Material to process.

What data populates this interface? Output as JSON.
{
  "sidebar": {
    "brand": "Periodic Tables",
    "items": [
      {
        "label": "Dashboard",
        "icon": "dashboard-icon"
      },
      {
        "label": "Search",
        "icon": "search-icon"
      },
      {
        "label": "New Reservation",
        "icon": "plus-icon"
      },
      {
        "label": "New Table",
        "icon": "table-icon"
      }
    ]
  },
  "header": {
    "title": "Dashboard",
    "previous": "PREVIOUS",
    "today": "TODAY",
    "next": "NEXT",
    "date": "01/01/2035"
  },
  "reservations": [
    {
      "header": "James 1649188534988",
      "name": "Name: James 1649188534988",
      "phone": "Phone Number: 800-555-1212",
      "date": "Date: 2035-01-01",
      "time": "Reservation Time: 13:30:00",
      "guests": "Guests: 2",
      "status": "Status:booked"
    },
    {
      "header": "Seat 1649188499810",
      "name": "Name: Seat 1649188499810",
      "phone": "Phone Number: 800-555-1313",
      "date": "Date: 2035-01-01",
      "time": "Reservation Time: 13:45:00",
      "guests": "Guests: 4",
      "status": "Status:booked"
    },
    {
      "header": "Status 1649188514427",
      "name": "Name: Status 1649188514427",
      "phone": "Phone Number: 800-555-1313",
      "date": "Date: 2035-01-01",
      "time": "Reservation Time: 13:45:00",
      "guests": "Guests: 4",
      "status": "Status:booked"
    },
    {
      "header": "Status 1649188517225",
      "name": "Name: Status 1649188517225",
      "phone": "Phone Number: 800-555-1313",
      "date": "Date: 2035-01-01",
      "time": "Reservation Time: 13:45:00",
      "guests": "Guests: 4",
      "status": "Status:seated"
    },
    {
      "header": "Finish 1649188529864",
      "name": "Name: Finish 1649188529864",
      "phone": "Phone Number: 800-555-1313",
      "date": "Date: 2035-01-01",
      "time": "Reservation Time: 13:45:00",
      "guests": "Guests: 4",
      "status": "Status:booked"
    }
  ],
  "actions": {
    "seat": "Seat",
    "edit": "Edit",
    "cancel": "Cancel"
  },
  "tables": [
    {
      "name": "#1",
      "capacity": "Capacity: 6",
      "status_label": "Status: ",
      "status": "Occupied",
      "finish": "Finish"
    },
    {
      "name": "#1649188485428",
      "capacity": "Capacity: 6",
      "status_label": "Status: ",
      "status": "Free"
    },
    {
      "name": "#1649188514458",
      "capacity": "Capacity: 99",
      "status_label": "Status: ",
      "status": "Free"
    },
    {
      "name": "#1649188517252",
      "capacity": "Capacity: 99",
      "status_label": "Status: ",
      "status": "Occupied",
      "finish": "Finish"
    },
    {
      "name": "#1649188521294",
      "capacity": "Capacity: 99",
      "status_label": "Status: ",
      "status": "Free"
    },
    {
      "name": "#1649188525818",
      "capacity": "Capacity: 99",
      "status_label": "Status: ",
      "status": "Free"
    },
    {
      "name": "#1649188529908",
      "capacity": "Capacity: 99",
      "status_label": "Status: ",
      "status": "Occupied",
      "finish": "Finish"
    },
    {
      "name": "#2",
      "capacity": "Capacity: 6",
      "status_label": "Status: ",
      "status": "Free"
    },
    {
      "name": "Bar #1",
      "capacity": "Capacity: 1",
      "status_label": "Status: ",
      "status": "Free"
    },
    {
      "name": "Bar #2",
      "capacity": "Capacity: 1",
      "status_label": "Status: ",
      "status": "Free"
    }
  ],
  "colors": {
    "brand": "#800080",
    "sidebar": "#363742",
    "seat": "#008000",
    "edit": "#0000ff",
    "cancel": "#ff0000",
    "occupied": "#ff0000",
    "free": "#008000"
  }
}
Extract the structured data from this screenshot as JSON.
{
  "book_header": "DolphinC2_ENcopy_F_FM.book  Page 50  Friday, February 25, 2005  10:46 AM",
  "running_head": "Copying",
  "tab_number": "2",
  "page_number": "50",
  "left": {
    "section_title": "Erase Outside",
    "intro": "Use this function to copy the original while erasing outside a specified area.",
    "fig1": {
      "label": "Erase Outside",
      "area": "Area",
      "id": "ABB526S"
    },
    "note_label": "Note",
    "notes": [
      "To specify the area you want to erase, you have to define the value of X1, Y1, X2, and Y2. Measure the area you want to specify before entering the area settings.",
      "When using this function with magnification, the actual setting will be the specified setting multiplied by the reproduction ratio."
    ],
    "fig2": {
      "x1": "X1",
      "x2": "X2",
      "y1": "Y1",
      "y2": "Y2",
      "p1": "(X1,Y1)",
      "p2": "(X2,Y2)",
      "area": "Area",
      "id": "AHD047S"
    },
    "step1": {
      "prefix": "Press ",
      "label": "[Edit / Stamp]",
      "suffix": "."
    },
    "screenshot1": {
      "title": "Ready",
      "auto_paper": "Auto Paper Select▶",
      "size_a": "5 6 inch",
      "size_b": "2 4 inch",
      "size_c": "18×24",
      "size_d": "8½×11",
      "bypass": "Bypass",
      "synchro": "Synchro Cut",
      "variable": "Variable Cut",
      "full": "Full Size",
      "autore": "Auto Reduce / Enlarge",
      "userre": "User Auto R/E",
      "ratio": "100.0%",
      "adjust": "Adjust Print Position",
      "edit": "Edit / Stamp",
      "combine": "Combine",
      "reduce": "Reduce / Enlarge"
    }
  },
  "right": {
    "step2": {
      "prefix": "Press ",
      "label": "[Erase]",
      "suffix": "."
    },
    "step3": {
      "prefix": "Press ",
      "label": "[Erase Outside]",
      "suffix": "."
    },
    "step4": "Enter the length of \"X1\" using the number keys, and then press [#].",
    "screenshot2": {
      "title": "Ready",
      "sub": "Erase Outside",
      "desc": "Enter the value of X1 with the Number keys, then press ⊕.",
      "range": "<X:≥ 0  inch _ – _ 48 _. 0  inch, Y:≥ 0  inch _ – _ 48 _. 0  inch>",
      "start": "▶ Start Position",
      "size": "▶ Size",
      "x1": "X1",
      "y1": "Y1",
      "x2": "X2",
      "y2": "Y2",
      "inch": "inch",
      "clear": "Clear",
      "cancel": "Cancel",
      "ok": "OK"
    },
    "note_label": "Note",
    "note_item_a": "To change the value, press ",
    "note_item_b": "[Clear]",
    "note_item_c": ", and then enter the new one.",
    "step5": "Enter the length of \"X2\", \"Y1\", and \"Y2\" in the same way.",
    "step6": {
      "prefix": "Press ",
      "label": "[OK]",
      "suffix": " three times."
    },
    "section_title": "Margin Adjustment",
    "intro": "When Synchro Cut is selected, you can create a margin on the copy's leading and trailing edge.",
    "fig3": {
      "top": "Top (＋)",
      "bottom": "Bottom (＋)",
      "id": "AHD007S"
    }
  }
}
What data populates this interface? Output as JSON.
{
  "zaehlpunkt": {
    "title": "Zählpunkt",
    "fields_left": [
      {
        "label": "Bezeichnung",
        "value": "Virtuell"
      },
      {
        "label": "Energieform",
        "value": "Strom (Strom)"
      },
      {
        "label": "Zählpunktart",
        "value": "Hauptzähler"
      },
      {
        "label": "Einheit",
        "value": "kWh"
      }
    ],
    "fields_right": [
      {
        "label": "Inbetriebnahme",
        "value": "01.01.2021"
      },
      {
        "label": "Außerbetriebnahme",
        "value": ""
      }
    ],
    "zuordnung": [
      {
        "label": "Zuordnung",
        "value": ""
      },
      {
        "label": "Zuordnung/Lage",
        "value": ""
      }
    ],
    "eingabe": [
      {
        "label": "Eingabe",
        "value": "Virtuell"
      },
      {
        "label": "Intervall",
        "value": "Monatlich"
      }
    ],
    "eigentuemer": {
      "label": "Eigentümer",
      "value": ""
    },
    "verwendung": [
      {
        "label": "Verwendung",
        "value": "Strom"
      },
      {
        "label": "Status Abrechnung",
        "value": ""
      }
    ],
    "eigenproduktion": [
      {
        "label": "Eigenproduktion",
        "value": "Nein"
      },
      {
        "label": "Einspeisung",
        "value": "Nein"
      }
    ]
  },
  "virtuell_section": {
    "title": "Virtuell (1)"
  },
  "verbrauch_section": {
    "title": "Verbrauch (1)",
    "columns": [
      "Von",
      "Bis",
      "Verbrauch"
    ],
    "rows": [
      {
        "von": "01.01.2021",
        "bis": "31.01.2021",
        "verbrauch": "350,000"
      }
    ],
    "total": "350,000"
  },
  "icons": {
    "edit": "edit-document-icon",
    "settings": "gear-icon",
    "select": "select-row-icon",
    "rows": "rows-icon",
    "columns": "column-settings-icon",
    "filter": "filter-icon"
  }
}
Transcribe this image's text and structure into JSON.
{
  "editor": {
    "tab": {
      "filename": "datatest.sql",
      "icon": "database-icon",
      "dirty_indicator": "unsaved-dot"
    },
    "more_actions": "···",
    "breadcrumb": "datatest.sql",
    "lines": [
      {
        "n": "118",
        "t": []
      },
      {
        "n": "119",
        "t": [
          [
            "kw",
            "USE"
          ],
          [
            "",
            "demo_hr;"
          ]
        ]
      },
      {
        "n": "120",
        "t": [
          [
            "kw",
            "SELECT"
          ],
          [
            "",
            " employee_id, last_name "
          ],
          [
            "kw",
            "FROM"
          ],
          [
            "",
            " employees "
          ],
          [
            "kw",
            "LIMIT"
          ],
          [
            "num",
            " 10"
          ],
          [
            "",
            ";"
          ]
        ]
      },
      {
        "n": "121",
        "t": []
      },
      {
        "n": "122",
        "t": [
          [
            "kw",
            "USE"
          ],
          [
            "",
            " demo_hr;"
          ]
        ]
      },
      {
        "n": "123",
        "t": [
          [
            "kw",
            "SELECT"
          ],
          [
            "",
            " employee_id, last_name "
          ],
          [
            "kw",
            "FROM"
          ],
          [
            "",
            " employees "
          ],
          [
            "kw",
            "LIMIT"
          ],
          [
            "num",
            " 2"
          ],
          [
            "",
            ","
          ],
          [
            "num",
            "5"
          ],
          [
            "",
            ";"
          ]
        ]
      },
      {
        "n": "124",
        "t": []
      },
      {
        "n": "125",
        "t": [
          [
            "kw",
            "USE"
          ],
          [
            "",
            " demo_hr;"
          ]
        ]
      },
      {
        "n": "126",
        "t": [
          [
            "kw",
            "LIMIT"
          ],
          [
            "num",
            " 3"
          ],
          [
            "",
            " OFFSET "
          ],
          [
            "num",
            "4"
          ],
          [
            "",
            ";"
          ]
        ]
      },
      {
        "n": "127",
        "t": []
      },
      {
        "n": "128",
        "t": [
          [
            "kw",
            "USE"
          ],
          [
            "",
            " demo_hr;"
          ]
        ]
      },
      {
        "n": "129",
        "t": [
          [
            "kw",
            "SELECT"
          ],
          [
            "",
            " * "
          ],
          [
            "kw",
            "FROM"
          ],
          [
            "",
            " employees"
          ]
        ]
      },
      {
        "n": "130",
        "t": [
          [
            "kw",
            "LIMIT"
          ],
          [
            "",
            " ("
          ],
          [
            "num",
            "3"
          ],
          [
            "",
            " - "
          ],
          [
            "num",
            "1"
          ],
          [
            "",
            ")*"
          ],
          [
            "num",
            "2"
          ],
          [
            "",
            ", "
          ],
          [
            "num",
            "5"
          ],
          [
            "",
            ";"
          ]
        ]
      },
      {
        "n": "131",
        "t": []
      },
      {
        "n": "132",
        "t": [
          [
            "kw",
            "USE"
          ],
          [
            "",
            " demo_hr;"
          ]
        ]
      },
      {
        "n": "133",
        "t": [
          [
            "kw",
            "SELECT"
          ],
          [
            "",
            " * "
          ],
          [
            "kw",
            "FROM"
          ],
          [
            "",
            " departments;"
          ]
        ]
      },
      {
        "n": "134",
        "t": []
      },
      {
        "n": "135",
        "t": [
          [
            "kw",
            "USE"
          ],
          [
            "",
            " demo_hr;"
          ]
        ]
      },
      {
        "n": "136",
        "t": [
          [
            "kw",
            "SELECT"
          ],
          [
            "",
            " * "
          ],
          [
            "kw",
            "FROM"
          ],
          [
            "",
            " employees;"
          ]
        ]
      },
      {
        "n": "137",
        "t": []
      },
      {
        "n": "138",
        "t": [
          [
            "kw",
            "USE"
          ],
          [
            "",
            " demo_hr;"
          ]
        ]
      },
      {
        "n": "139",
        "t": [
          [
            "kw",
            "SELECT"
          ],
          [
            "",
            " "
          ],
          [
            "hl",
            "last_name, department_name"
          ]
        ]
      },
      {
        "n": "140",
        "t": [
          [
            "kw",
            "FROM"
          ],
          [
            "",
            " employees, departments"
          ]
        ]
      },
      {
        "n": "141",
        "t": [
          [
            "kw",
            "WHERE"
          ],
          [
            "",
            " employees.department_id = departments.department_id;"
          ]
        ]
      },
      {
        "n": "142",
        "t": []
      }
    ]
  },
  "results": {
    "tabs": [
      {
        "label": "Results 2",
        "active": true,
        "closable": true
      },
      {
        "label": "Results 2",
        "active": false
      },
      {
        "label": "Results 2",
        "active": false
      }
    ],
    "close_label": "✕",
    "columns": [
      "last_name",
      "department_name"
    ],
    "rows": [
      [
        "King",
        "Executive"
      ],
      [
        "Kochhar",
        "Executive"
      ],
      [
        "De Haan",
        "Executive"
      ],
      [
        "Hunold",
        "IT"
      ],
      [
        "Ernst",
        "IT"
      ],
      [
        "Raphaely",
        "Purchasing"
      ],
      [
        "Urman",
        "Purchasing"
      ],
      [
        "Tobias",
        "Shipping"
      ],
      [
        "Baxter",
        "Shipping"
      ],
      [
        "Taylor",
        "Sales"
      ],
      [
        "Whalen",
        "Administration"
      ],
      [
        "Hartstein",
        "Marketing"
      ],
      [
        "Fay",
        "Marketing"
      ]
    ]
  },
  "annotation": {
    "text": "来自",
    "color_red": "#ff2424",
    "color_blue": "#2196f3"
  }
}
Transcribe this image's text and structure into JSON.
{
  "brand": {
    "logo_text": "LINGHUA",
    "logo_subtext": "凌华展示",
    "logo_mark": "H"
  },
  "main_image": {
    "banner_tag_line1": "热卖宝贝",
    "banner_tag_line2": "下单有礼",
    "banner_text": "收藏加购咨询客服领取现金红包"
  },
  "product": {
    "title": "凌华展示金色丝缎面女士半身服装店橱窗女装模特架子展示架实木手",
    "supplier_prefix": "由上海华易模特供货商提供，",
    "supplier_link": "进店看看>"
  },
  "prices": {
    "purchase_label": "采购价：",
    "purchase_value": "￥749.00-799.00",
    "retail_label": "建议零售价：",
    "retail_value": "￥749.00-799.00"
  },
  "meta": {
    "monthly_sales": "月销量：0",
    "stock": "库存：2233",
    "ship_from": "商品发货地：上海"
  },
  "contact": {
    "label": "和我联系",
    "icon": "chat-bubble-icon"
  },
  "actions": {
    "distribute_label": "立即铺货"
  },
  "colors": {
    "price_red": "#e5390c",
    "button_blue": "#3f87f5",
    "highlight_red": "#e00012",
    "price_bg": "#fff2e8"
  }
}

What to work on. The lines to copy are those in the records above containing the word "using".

Response.
      "When using this function with magnification, the actual setting will be the specified setting multiplied by the reproduction ratio."
    "step4": "Enter the length of \"X1\" using the number keys, and then press [#].",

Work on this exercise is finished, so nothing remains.